Instructions to follow
Each line of the material must be repeated precisely, with the pictures left out.

Records supplied
* * *

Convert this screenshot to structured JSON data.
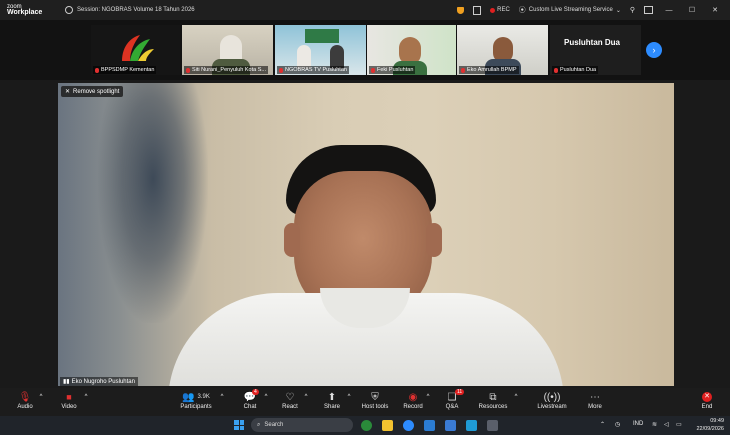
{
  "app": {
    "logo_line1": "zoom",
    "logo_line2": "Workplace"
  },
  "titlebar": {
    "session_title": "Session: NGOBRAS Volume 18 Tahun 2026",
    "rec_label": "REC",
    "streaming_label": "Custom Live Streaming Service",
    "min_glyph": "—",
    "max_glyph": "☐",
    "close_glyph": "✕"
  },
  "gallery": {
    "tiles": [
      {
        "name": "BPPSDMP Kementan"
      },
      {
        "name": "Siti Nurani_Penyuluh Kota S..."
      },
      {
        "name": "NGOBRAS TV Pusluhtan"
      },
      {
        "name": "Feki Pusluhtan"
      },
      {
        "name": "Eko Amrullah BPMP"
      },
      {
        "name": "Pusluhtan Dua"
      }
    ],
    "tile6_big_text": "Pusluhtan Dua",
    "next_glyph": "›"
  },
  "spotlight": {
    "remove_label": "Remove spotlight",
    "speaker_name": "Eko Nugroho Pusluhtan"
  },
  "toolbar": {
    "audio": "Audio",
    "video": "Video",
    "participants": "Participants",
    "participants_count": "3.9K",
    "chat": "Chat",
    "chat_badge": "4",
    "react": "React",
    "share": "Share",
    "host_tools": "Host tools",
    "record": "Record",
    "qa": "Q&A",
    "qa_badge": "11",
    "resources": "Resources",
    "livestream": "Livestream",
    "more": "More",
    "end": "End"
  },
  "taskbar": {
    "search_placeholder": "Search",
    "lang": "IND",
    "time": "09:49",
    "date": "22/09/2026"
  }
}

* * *

Written response
Convert this screenshot to structured JSON data.
{
  "app": {
    "logo_line1": "zoom",
    "logo_line2": "Workplace"
  },
  "titlebar": {
    "session_title": "Session: NGOBRAS Volume 18 Tahun 2026",
    "rec_label": "REC",
    "streaming_label": "Custom Live Streaming Service",
    "min_glyph": "—",
    "max_glyph": "☐",
    "close_glyph": "✕"
  },
  "gallery": {
    "tiles": [
      {
        "name": "BPPSDMP Kementan"
      },
      {
        "name": "Siti Nurani_Penyuluh Kota S..."
      },
      {
        "name": "NGOBRAS TV Pusluhtan"
      },
      {
        "name": "Feki Pusluhtan"
      },
      {
        "name": "Eko Amrullah BPMP"
      },
      {
        "name": "Pusluhtan Dua"
      }
    ],
    "tile6_big_text": "Pusluhtan Dua",
    "next_glyph": "›"
  },
  "spotlight": {
    "remove_label": "Remove spotlight",
    "speaker_name": "Eko Nugroho Pusluhtan"
  },
  "toolbar": {
    "audio": "Audio",
    "video": "Video",
    "participants": "Participants",
    "participants_count": "3.9K",
    "chat": "Chat",
    "chat_badge": "4",
    "react": "React",
    "share": "Share",
    "host_tools": "Host tools",
    "record": "Record",
    "qa": "Q&A",
    "qa_badge": "11",
    "resources": "Resources",
    "livestream": "Livestream",
    "more": "More",
    "end": "End"
  },
  "taskbar": {
    "search_placeholder": "Search",
    "lang": "IND",
    "time": "09:49",
    "date": "22/09/2026"
  }
}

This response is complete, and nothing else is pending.